They alway want wave petunias in the flower boxes under the office windows, and this year they grew extra well.
Most of the flowers she bought this year are annuals so they will not come back next year. The husband of the wife-and-husband team who own the resort thought it would be a good idea to put in something that would come back next year. So near the first parking site I rocked in an area for some perennials and Marilyn picked out some pretty ones she liked. They were put in a little late this year but they are growing well, so next year they should be showier.
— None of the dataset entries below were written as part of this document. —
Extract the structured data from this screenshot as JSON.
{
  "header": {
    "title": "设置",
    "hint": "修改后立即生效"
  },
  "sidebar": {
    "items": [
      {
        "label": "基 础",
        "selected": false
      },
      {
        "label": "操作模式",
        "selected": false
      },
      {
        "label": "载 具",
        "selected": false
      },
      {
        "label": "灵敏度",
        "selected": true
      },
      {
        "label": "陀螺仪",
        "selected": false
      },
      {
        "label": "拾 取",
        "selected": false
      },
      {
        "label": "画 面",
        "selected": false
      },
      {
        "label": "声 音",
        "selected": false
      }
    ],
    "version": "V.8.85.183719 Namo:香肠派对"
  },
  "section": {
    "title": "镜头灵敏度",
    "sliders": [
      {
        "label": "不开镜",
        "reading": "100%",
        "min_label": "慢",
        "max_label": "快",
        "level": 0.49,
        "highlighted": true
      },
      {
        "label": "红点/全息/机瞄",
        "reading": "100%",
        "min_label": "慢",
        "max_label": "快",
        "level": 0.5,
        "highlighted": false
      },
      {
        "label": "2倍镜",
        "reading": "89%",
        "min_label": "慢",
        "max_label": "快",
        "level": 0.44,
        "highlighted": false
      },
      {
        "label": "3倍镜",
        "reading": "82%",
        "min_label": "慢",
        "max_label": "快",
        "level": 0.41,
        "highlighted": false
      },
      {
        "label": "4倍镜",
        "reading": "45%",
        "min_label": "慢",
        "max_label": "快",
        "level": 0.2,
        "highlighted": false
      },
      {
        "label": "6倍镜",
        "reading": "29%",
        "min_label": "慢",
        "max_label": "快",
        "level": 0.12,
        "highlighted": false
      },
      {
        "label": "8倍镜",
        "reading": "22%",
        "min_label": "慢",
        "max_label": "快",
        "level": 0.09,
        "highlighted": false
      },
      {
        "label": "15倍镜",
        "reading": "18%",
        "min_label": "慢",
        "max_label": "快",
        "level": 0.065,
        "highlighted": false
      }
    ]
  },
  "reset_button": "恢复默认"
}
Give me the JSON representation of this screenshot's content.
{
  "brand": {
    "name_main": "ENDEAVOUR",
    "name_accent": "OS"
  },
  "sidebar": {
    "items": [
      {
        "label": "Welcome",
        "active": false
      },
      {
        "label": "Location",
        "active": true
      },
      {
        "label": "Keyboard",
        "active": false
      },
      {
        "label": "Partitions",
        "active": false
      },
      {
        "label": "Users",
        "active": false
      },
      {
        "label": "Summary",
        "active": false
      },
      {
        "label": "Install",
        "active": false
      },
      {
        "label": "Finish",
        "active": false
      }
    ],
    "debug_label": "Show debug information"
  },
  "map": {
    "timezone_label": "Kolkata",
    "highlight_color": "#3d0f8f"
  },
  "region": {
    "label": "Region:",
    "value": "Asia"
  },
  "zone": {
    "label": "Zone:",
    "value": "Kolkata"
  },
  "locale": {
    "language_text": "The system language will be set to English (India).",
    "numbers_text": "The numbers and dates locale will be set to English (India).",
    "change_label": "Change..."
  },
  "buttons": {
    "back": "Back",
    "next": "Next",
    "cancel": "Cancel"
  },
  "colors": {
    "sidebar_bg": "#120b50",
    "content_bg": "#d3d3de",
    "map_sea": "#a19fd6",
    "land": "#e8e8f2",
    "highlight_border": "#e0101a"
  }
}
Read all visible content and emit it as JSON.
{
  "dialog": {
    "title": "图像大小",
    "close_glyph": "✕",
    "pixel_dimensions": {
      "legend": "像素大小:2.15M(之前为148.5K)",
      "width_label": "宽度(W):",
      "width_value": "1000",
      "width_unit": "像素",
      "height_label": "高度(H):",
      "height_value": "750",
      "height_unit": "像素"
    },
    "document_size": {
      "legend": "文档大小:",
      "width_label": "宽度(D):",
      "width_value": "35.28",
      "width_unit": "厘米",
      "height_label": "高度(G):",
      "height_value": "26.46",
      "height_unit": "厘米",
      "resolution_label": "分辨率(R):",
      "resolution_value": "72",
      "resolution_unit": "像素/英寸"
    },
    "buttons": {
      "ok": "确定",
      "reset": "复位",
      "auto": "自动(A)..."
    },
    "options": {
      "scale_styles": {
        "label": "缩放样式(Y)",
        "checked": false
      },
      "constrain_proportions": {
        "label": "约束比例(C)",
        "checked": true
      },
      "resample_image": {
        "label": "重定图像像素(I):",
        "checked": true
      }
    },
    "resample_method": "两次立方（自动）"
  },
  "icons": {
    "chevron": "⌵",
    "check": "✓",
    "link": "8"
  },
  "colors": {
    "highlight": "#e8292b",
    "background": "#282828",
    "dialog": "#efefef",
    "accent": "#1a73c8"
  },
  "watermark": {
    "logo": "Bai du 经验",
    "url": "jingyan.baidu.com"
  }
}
In the back of the resort I found an old fashioned well pump. I thought it looked pretty cool and asked if we could put it in the resort. It turns out this pump has sentimental value to the owners, so they were very happy to have it displayed. It sits on a wooden stand which I suggested we turn into a planter, but they wanted to see it decorated like a well. So I painted the pump, painted the stand blue (which was as close to water as I could get with the supplies available), built a short rock wall around the stand and tucked in a few little plants. It's not quite what I wanted, but it's so much better than having the pump hide behind the shed!
There is a husband and wife team (Fai and Nancy) who work here every year; they are good friends with the owners and have worked side-by-side with them to create the resort. A few years ago the owners decided to create something special on a big patch of grass and call it Fai Park, in honor of all sweat and labor that Fai has put into the resort. They had plans drawn up and a nice hydrangea tree planted, but nothing else happened for several years. This year they asked me what I thought. I came up with a different design and they let me create it. 
I planted long row of roses to separate the park from nearby parking sites. On the other side of the park I planted peonies and hydrangeas, spaced apart so the big mowers can get around them. One corner will hold an arch (when they get or build one) with climbing flowers. Last year someone planted spreading ground cover and tall flowers under the hydrangea tree, so I worked around those, planting bright sections of red, purple, white, yellow and orange. Across from where the arch will stand I wanted to do something for the birds. We cannot put up bird feeders because they attract destructive squirrels. So I suggested a birdhouse area, planted with sedum. One one side of the birdhouse we put in a birdbath, and on the other side I built a Fairy house.
The birdbath has a little gnome resting under it. I created some rock toadstools to match the birdbath and a little white granite path that goes across the mulch to the other side...
in case he wants to visit the Fairy house! Fai found an old stump for me to use for this. I stripped the bark and thought the wood was so pretty that I didn't want it to weather into grey, so I put a sealant on it. Then I created a little wooden door with a faux-pearl doorknob and a threshold of smooth grey granite. I picked enough white granite chips out of the road to fill in around the door and create paths to the the birdbath and to the outdoor patio, where a fairy rests on her gazing globe. A planter on top of the stump holds a big basket.
Most of this is perennial, which makes Jim happy; just the flowers on the fairy house and under the hydrangea tree will need to be replaced next year. Several people, guests and staff, say this is the best that the Resort has ever looked!